Gaelic Society in the Late Middle AgesIn the last hundred years before Henry VIII asserted Tudor control (c. –), Ireland was English only from Dublin to Dundalk—thirty miles south to north, twenty east to west—and even there, in "the Pale," Gaelic speech and dress were conspicuous.
Source for information on Gaelic Society in the Late Middle Ages: Encyclopedia of Irish History and. List of Contributors david armitage is Professor of History at Harvard University.
He is the author of The Ideological Origins of the British Empire() and Greater Britain, – Essays in Atlantic History (). He also edited Theo- ries of Empire, – (), and co-edited The British Atlantic World, – (), among other books.
15Dauvit Broun, The Charters of Gaelic Scotland and Ireland in the Early and Central Middle Ages (Cambridge, ), It is true that in the reign of Mael Coluim IV three charters including the Galwegians in the address could be ascribed to the scribe's Author: Kenji Nishioka.
Northern Ireland More Opinion Scotland This article is more than 9 years old. Saving a language is one thing, but I'm saddened by Scotland going Gaelic.For an interesting analysis of the deployment of the Latin charter in Gaelic Scotland and a challenge to the idea of the 'Celtic charter', at least in Scotland, see D.
Broun, The Charters of Gaelic Scotland and Ireland in the Early and Central Middle Ages, Quiggin Pamphlets on the Sources of Medieval Gaelic History 2 (Cambridge, ).Although it is uncertain when speakers of the Gaelic language first came to Ireland, by the fifth century c.e.
it was well established as the dominant language.

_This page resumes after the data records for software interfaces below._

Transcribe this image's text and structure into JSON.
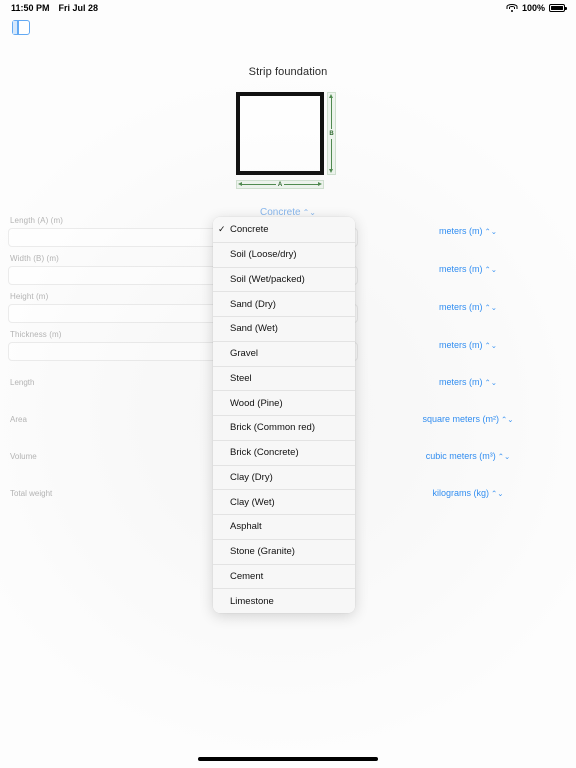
{
  "status_bar": {
    "time": "11:50 PM",
    "date": "Fri Jul 28",
    "battery_percent": "100%",
    "wifi_icon": "wifi-icon",
    "battery_icon": "battery-full-icon"
  },
  "toolbar": {
    "sidebar_toggle_icon": "sidebar-toggle-icon"
  },
  "diagram": {
    "title": "Strip foundation",
    "dim_a_label": "A",
    "dim_b_label": "B",
    "shape_color": "#111111",
    "dimension_color": "#4f8a4f"
  },
  "material_picker": {
    "selected": "Concrete",
    "chevron": "⌃⌄",
    "color": "#89b9f0"
  },
  "form": {
    "fields": [
      {
        "label": "Length (A) (m)",
        "value": "",
        "unit": "meters (m)"
      },
      {
        "label": "Width (B) (m)",
        "value": "",
        "unit": "meters (m)"
      },
      {
        "label": "Height (m)",
        "value": "",
        "unit": "meters (m)"
      },
      {
        "label": "Thickness (m)",
        "value": "",
        "unit": "meters (m)"
      }
    ]
  },
  "results": {
    "rows": [
      {
        "label": "Length",
        "value": "",
        "unit": "meters (m)"
      },
      {
        "label": "Area",
        "value": "",
        "unit": "square meters (m²)"
      },
      {
        "label": "Volume",
        "value": "",
        "unit": "cubic meters (m³)"
      },
      {
        "label": "Total weight",
        "value": "",
        "unit": "kilograms (kg)"
      }
    ]
  },
  "dropdown": {
    "open": true,
    "checkmark": "✓",
    "selected_index": 0,
    "items": [
      "Concrete",
      "Soil (Loose/dry)",
      "Soil (Wet/packed)",
      "Sand (Dry)",
      "Sand (Wet)",
      "Gravel",
      "Steel",
      "Wood (Pine)",
      "Brick (Common red)",
      "Brick (Concrete)",
      "Clay (Dry)",
      "Clay (Wet)",
      "Asphalt",
      "Stone (Granite)",
      "Cement",
      "Limestone"
    ]
  },
  "chevron_glyph": "⌃⌄",
  "accent_color": "#2f8ef4"
}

By the end of the first millennium, it also became the main language spoken in Scotland.
Thereafter, the Gaelic-speaking community was.